In his investigations and observations, illusions may have found a place, since even the most honest investigator is never quite exempt from them; but he was at all events uniformly guided by nothing but the most sincere search for truth.
In a series of later writings he endeavored with great perseverance and consistency to reach the goal he set for himself, though he did not think his task wholly completed even by his last work: The Organon of the Specific Healing Art.
Much might yet have been expected of him if his restless activity had not reached too early a termination.
But he did much through enlarging Homeopathy as an art, as also by purifying it from many errors, as well as by serving as a mediator between extremes which threatened its disintegration. But doubtless his greatest service has been through his endeavors of bringing the new doctrine into harmony with the laws of nature and of life. Through this he assisted in securing to it a worthy position among the other curative methods, and in freeing it from the reproach of being unscientific.
Frank in his demeanor, definite and clear in his expressions, Rau, even by his external appearance, gained confidence, which became permanent through his kindliness, sympathy and indefatigable attention. Without respect of persons, he gave to each patient his full attention; he was especially a friend of the poor, who in him lose a great support.

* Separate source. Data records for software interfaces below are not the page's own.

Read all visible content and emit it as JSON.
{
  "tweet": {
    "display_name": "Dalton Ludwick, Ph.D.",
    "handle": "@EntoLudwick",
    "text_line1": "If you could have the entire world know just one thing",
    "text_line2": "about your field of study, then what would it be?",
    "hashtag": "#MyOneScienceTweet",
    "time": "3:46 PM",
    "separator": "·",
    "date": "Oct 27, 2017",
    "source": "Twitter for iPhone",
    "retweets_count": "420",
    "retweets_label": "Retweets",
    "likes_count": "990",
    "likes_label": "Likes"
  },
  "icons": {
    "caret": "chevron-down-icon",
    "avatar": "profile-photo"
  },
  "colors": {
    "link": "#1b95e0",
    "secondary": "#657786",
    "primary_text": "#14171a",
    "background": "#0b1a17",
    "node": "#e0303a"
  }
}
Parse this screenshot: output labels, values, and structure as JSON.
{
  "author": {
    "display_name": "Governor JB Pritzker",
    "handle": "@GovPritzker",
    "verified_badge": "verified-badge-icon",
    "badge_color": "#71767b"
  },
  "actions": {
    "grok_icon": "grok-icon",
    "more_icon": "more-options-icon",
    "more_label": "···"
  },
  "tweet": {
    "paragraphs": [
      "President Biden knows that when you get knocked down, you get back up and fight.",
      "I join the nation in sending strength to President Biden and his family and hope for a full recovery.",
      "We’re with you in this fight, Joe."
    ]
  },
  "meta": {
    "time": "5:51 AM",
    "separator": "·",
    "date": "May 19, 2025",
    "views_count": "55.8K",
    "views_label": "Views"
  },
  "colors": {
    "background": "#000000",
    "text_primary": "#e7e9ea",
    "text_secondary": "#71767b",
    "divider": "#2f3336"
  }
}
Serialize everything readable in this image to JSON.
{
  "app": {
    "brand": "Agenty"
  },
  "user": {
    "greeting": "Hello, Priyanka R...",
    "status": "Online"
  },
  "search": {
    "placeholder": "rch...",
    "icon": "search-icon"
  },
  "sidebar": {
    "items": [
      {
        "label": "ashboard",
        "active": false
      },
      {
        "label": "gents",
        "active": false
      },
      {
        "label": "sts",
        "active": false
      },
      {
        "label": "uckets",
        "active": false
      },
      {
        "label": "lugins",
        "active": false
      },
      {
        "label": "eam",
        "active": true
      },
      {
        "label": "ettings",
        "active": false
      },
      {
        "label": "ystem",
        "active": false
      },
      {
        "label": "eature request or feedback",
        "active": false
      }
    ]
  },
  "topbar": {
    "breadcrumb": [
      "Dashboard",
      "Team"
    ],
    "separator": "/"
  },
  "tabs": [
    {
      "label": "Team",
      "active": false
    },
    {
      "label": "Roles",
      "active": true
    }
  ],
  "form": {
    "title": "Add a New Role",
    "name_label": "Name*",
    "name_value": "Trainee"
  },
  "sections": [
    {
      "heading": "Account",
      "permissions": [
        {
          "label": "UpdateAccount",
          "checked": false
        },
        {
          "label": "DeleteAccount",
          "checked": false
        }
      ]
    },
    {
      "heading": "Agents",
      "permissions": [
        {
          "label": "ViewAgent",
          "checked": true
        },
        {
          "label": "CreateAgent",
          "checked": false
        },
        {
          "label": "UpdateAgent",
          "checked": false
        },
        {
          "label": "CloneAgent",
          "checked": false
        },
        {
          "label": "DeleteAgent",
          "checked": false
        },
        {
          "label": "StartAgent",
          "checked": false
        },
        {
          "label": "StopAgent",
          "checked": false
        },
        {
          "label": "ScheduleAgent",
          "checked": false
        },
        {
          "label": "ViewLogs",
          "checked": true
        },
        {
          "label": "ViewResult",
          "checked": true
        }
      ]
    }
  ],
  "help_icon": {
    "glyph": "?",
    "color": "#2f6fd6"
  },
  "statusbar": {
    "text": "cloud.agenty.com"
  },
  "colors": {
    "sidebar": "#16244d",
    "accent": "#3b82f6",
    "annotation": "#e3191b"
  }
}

We give the following list of his writings, excepting such as belong purely to belles lettres: Observateoires ad Pyretologian Reichianam. Erlang, 1800, 8., Concerning Reich’s Theory of Fever. Erlangen, 1801, 8., De Acido Benzoico Memorabilia Quaedam. Erlang; 1801, 8., Natural History arranged and adapted to the common understanding, by Joh. Ferd. Schlez Second part: Botany and Mineralogy, Manual for Midwives, Directions for Writing Useful Reports of Diseases, Thinking Laymen, Concerning the Diagnosis and Cure of the Entire Hemorrhoidal Disease, Concerning the Value of the Homeopathic Method, Concerning the Treatment of Typhus in the Heidelberg Klinische Annalen, 1826. Vol. 2, pp. 264-321, 371-447 497-531, Concerning the Diagnosis and Cure of Nervous Fever, History and Importance of the HomeopathicTherapy, Contributions to Therapy , also under the title Idea Toward the Scientific Demonstration of the System of Homoeopathic Therapy, The Value of the Homeopathic Practice of Medicine (1824), Circular Letter to All Adherents of the Rational Therapy, Together With Some Theses Concerning Homeopathy, The Organon of the Specific Healing Art (1847), Various Short Medical and Obstetrical Articles in Journals, Several articles in the Gemeinsame Deutsche Zeitschrift fuer Geburtekunde, Various reviews, especially in the Jenaer Literatur Zeitung, Allg. hom. Zeit
Gottlieb Rau’s Obituary is in Samuel Hahnemann by Richard Haehl, The Northwestern Journal of Homeopathy (Volume First-IV, No. 8, April 1889).
- Beiträge zur Homöopathischen Heilkunst: Ideen zur Wissenschaftlichen Begründung des Systems der Homöopathischen Heilkunst (1834)
- Über den Werth des Homöopathischen Heilverfahrens (1835 revised and enlarged edition; first published 1824)
- Organon der Specifischen Heilkunst (1838)
- Organon of the Specific Healing Art (English trans. Charles Julius Hempel, 1847)